By Charles Brunette (McGill University) |
81N, 145E. It has now been two weeks since the expedition PS115/2 started. What have the ArcTrain students been doing so far? Apart from just being excited about being in the middle of the Arctic Ocean on the icebreaker Polarstern and taking loads of pictures – we split into small groups based on our interests, and assist the different scientific teams. Some of us help the marine geology team take samples from sediment cores brought back from the bottom of the ocean, some others help to prepare instruments that will measure properties of sea ice, yet some others assist on the deployment of radiosondes (weather balloons) for monitoring the properties of the atmospheric column along the ship track.
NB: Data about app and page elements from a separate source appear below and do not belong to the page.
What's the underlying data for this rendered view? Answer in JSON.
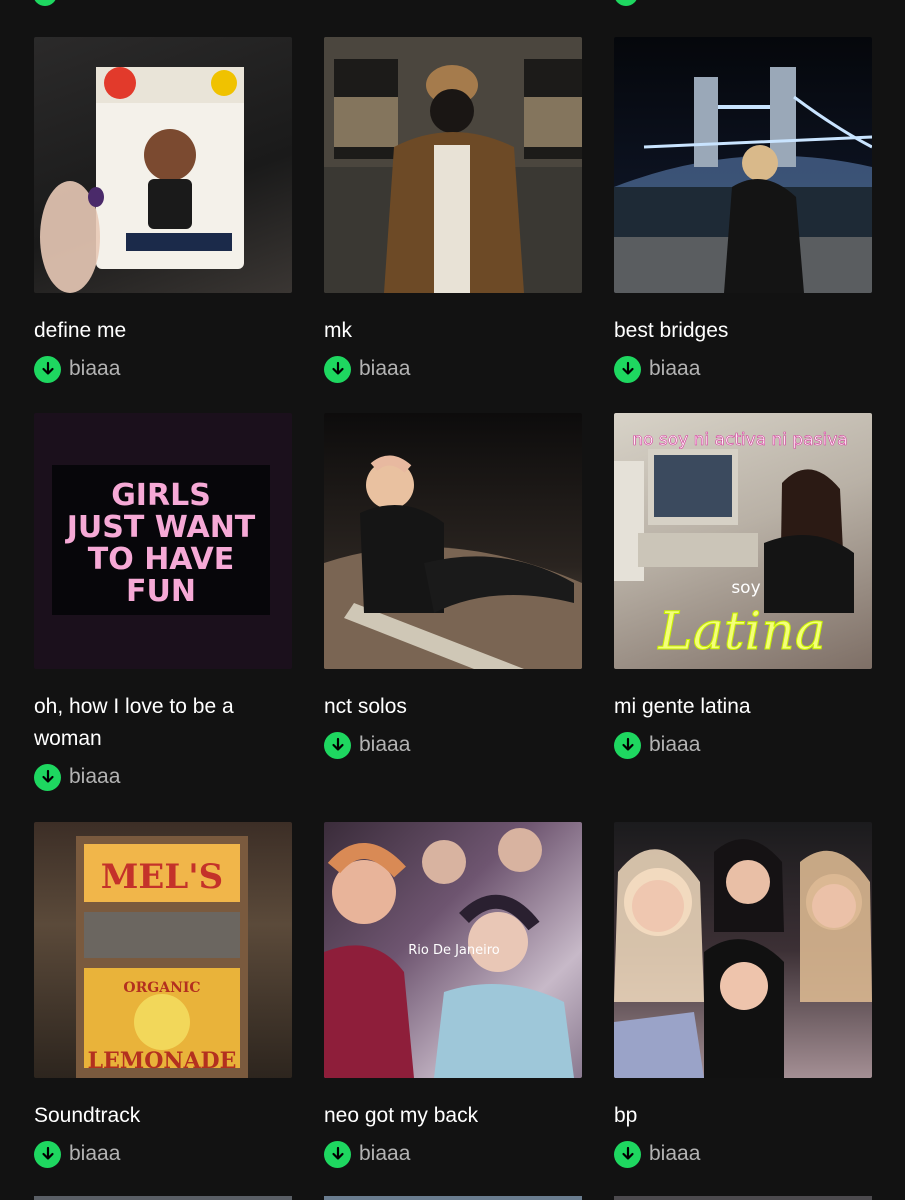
{
  "playlists": [
    {
      "title": "define me",
      "owner": "biaaa"
    },
    {
      "title": "mk",
      "owner": "biaaa"
    },
    {
      "title": "best bridges",
      "owner": "biaaa"
    },
    {
      "title": "oh, how I love to be a woman",
      "owner": "biaaa",
      "cover_text": "GIRLS JUST WANT TO HAVE FUN"
    },
    {
      "title": "nct solos",
      "owner": "biaaa"
    },
    {
      "title": "mi gente latina",
      "owner": "biaaa",
      "cover_text_1": "no soy ni activa ni pasiva",
      "cover_text_2": "soy",
      "cover_text_3": "Latina"
    },
    {
      "title": "Soundtrack",
      "owner": "biaaa",
      "cover_text_1": "MEL'S",
      "cover_text_2": "ORGANIC",
      "cover_text_3": "LEMONADE"
    },
    {
      "title": "neo got my back",
      "owner": "biaaa",
      "cover_text": "Rio De Janeiro"
    },
    {
      "title": "bp",
      "owner": "biaaa"
    }
  ],
  "colors": {
    "background": "#121212",
    "accent_green": "#1ed760",
    "secondary_text": "#b3b3b3"
  },
  "icons": {
    "download": "download-arrow-icon"
  }
}
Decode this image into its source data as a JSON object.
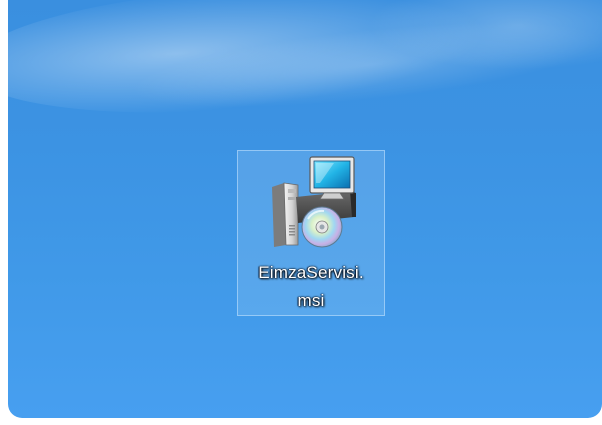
{
  "desktop": {
    "wallpaper_colors": [
      "#3a8fdf",
      "#479ff0"
    ],
    "icons": [
      {
        "icon_name": "msi-installer-icon",
        "label_line1": "EimzaServisi.",
        "label_line2": "msi",
        "selected": true
      }
    ]
  }
}
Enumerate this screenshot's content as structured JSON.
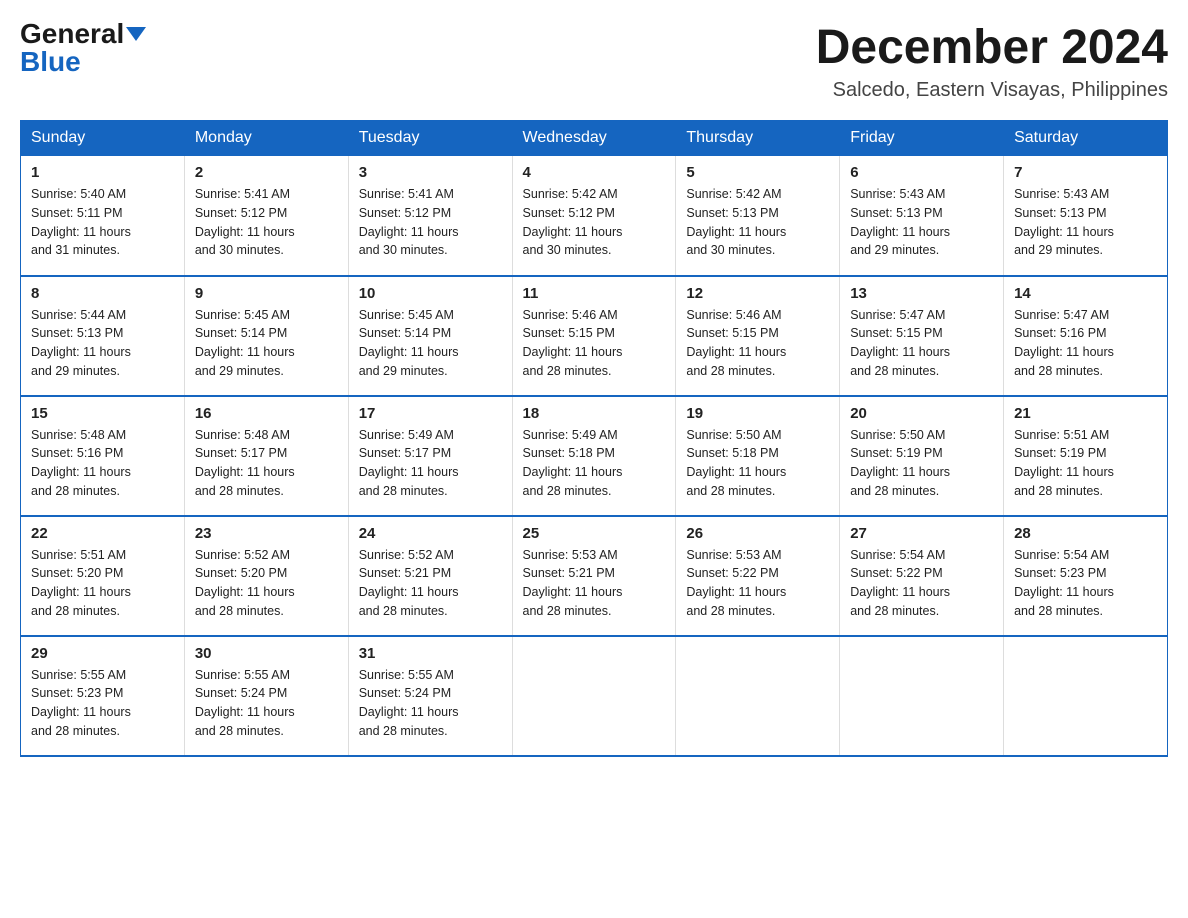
{
  "header": {
    "logo_general": "General",
    "logo_blue": "Blue",
    "month_title": "December 2024",
    "location": "Salcedo, Eastern Visayas, Philippines"
  },
  "days_of_week": [
    "Sunday",
    "Monday",
    "Tuesday",
    "Wednesday",
    "Thursday",
    "Friday",
    "Saturday"
  ],
  "weeks": [
    [
      {
        "num": "1",
        "sunrise": "5:40 AM",
        "sunset": "5:11 PM",
        "daylight": "11 hours and 31 minutes."
      },
      {
        "num": "2",
        "sunrise": "5:41 AM",
        "sunset": "5:12 PM",
        "daylight": "11 hours and 30 minutes."
      },
      {
        "num": "3",
        "sunrise": "5:41 AM",
        "sunset": "5:12 PM",
        "daylight": "11 hours and 30 minutes."
      },
      {
        "num": "4",
        "sunrise": "5:42 AM",
        "sunset": "5:12 PM",
        "daylight": "11 hours and 30 minutes."
      },
      {
        "num": "5",
        "sunrise": "5:42 AM",
        "sunset": "5:13 PM",
        "daylight": "11 hours and 30 minutes."
      },
      {
        "num": "6",
        "sunrise": "5:43 AM",
        "sunset": "5:13 PM",
        "daylight": "11 hours and 29 minutes."
      },
      {
        "num": "7",
        "sunrise": "5:43 AM",
        "sunset": "5:13 PM",
        "daylight": "11 hours and 29 minutes."
      }
    ],
    [
      {
        "num": "8",
        "sunrise": "5:44 AM",
        "sunset": "5:13 PM",
        "daylight": "11 hours and 29 minutes."
      },
      {
        "num": "9",
        "sunrise": "5:45 AM",
        "sunset": "5:14 PM",
        "daylight": "11 hours and 29 minutes."
      },
      {
        "num": "10",
        "sunrise": "5:45 AM",
        "sunset": "5:14 PM",
        "daylight": "11 hours and 29 minutes."
      },
      {
        "num": "11",
        "sunrise": "5:46 AM",
        "sunset": "5:15 PM",
        "daylight": "11 hours and 28 minutes."
      },
      {
        "num": "12",
        "sunrise": "5:46 AM",
        "sunset": "5:15 PM",
        "daylight": "11 hours and 28 minutes."
      },
      {
        "num": "13",
        "sunrise": "5:47 AM",
        "sunset": "5:15 PM",
        "daylight": "11 hours and 28 minutes."
      },
      {
        "num": "14",
        "sunrise": "5:47 AM",
        "sunset": "5:16 PM",
        "daylight": "11 hours and 28 minutes."
      }
    ],
    [
      {
        "num": "15",
        "sunrise": "5:48 AM",
        "sunset": "5:16 PM",
        "daylight": "11 hours and 28 minutes."
      },
      {
        "num": "16",
        "sunrise": "5:48 AM",
        "sunset": "5:17 PM",
        "daylight": "11 hours and 28 minutes."
      },
      {
        "num": "17",
        "sunrise": "5:49 AM",
        "sunset": "5:17 PM",
        "daylight": "11 hours and 28 minutes."
      },
      {
        "num": "18",
        "sunrise": "5:49 AM",
        "sunset": "5:18 PM",
        "daylight": "11 hours and 28 minutes."
      },
      {
        "num": "19",
        "sunrise": "5:50 AM",
        "sunset": "5:18 PM",
        "daylight": "11 hours and 28 minutes."
      },
      {
        "num": "20",
        "sunrise": "5:50 AM",
        "sunset": "5:19 PM",
        "daylight": "11 hours and 28 minutes."
      },
      {
        "num": "21",
        "sunrise": "5:51 AM",
        "sunset": "5:19 PM",
        "daylight": "11 hours and 28 minutes."
      }
    ],
    [
      {
        "num": "22",
        "sunrise": "5:51 AM",
        "sunset": "5:20 PM",
        "daylight": "11 hours and 28 minutes."
      },
      {
        "num": "23",
        "sunrise": "5:52 AM",
        "sunset": "5:20 PM",
        "daylight": "11 hours and 28 minutes."
      },
      {
        "num": "24",
        "sunrise": "5:52 AM",
        "sunset": "5:21 PM",
        "daylight": "11 hours and 28 minutes."
      },
      {
        "num": "25",
        "sunrise": "5:53 AM",
        "sunset": "5:21 PM",
        "daylight": "11 hours and 28 minutes."
      },
      {
        "num": "26",
        "sunrise": "5:53 AM",
        "sunset": "5:22 PM",
        "daylight": "11 hours and 28 minutes."
      },
      {
        "num": "27",
        "sunrise": "5:54 AM",
        "sunset": "5:22 PM",
        "daylight": "11 hours and 28 minutes."
      },
      {
        "num": "28",
        "sunrise": "5:54 AM",
        "sunset": "5:23 PM",
        "daylight": "11 hours and 28 minutes."
      }
    ],
    [
      {
        "num": "29",
        "sunrise": "5:55 AM",
        "sunset": "5:23 PM",
        "daylight": "11 hours and 28 minutes."
      },
      {
        "num": "30",
        "sunrise": "5:55 AM",
        "sunset": "5:24 PM",
        "daylight": "11 hours and 28 minutes."
      },
      {
        "num": "31",
        "sunrise": "5:55 AM",
        "sunset": "5:24 PM",
        "daylight": "11 hours and 28 minutes."
      },
      null,
      null,
      null,
      null
    ]
  ],
  "labels": {
    "sunrise": "Sunrise:",
    "sunset": "Sunset:",
    "daylight": "Daylight:"
  }
}
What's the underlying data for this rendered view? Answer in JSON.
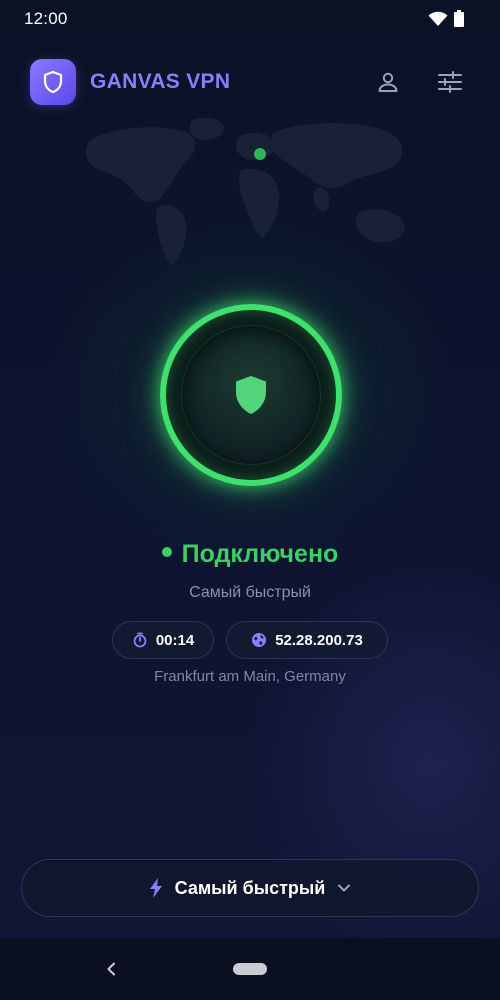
{
  "statusbar": {
    "time": "12:00",
    "icons": [
      "wifi-icon",
      "battery-icon"
    ]
  },
  "header": {
    "app_name": "GANVAS VPN",
    "logo_icon": "shield-icon",
    "profile_icon": "person-icon",
    "settings_icon": "sliders-icon"
  },
  "connection": {
    "status": "Подключено",
    "server_mode": "Самый быстрый",
    "timer": "00:14",
    "ip": "52.28.200.73",
    "location": "Frankfurt am Main, Germany"
  },
  "server_selector": {
    "label": "Самый быстрый",
    "icon": "lightning-icon"
  },
  "colors": {
    "accent": "#8f7dff",
    "connected": "#3ccf64",
    "background": "#0d1430"
  }
}
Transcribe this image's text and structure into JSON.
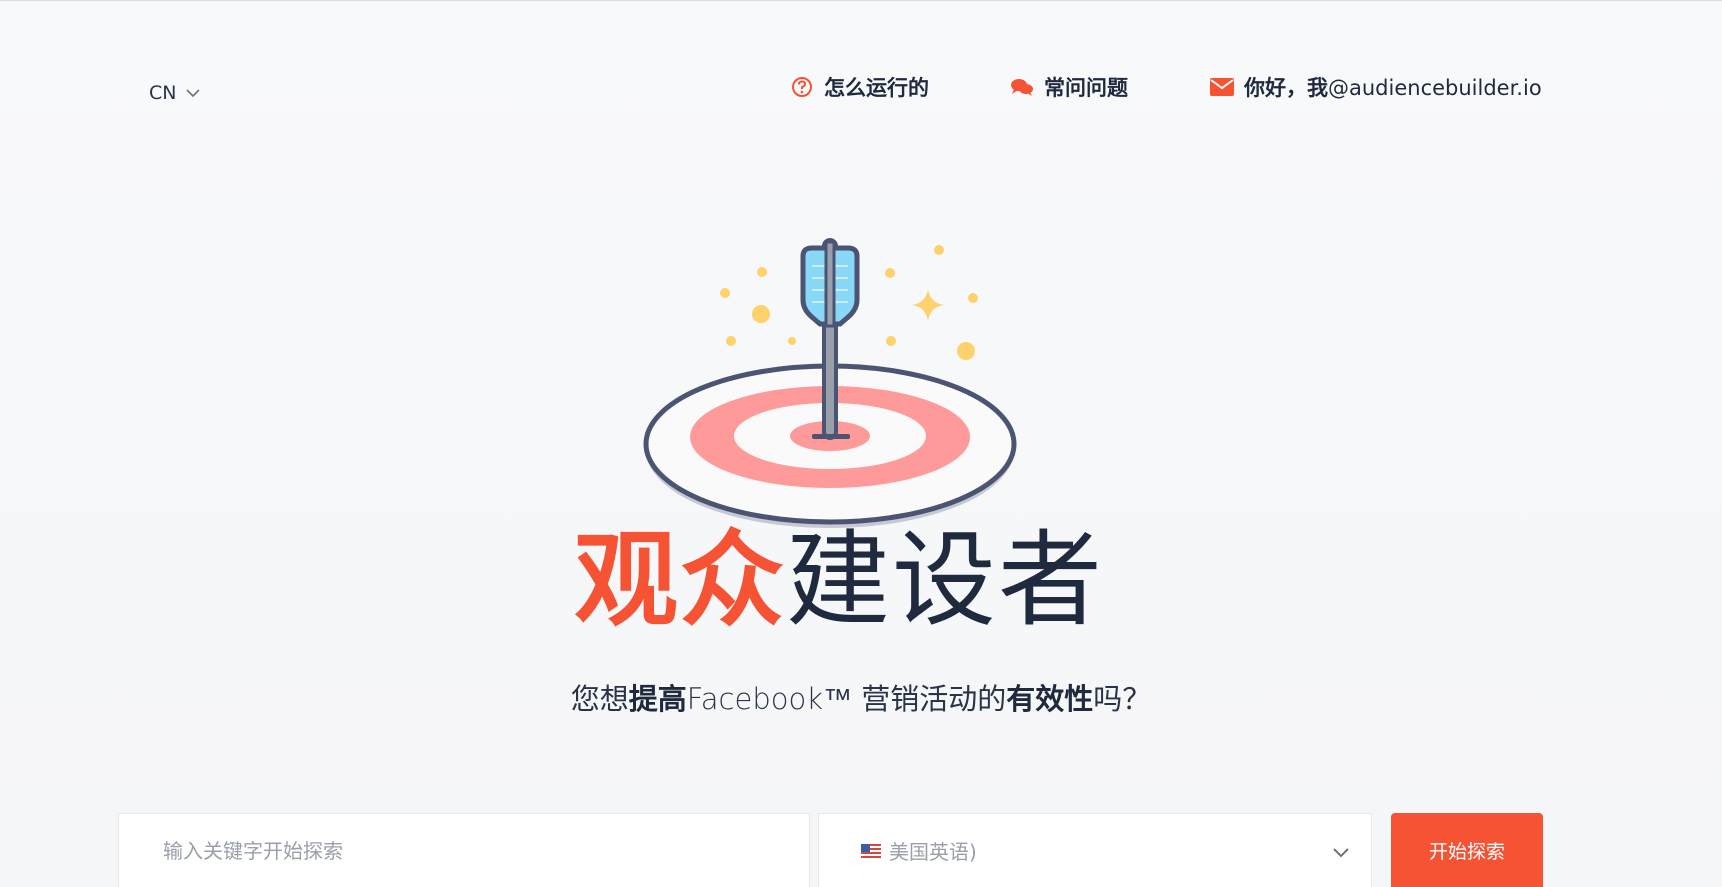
{
  "header": {
    "language": "CN",
    "nav": [
      {
        "label": "怎么运行的",
        "icon": "question-circle-icon"
      },
      {
        "label": "常问问题",
        "icon": "chat-bubbles-icon"
      },
      {
        "label_prefix": "你好，我",
        "label_email": "@audiencebuilder.io",
        "icon": "envelope-icon"
      }
    ]
  },
  "hero": {
    "illustration": "target-with-arrow-icon",
    "title_accent": "观众",
    "title_rest": "建设者",
    "subtitle": {
      "part1": "您想",
      "bold1": "提高",
      "part2": "Facebook™ 营销活动的",
      "bold2": "有效性",
      "part3": "吗？"
    }
  },
  "search": {
    "placeholder": "输入关键字开始探索",
    "locale_value": "美国英语)",
    "locale_flag": "us-flag-icon",
    "button_label": "开始探索"
  },
  "colors": {
    "accent": "#f65335",
    "text_dark": "#1f2a3f",
    "target_pink": "#ff9a9a",
    "sparkle_yellow": "#fdd26c",
    "feather_blue": "#8ad8f8"
  }
}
In parallel to these tasks, the 13 ArcTrain students are also an ideal work force for the upkeep of the different monitoring programs that run 24/7 on the ship. We are in charge of the Ice Watch, an international project that consists of a database of shipborne observations of sea ice from vessels travelling into polar oceans. Every hour, one of us goes to the Bridge (where the navigation operations take place) to have an optimal view of the water and ice surrounding the ship within 1 nautical mile. We record some basic information about the ship course (position, speed, direction), about weather (fog, rain, snow, clouds), about fauna if any, and most importantly we provide estimates of the sea ice cover: concentration, thickness, snow cover, topography, melt, and presence of algae or sediments. We plan to compare our Ice Watch reports to remote sensing data to see how closely they match (or not)!
In addition, we take turns for the Parasound watch, a responsibility shared with other students taking part in the expedition. The Atlas Parasound is an echosounder instrument that we use for retrieving profiles of the sub-bottom ocean. In other words, it uses high-frequency sound pulses that bounce back from the ocean floor and inform us about the structure of the uppermost sediment layers of the seafloor – an echography of the ocean! During watchkeeping, we make sure that the instrument is correctly tracking the ocean depth, we fine-tune the amplification of the signal, and we ensure that the profiles display and print properly. All that in real time so that nice sub-bottom ocean profiles are ready to be used for operations: the profiles can help the geologists decide on where to take sediment cores, and also guide the scientific team on what areas are interesting for further exploration!
Finally, we are also in charge of the marine mammal watch, in coordination with the geophysics team. Seismic reflection surveys are useful in retrieving the structure of sediments at the bottom of the ocean, but they require the use of air pulsers that emit a sound recognized by marine mammals. Whenever the seismic survey is going on, to avoid perturbing the fauna, we stand at the Bridge and report any mammal sighting to the geophysics team, so they can stop the measurements.
All in all, we’re quite busy, and more work is coming as we reach a new work station tomorrow!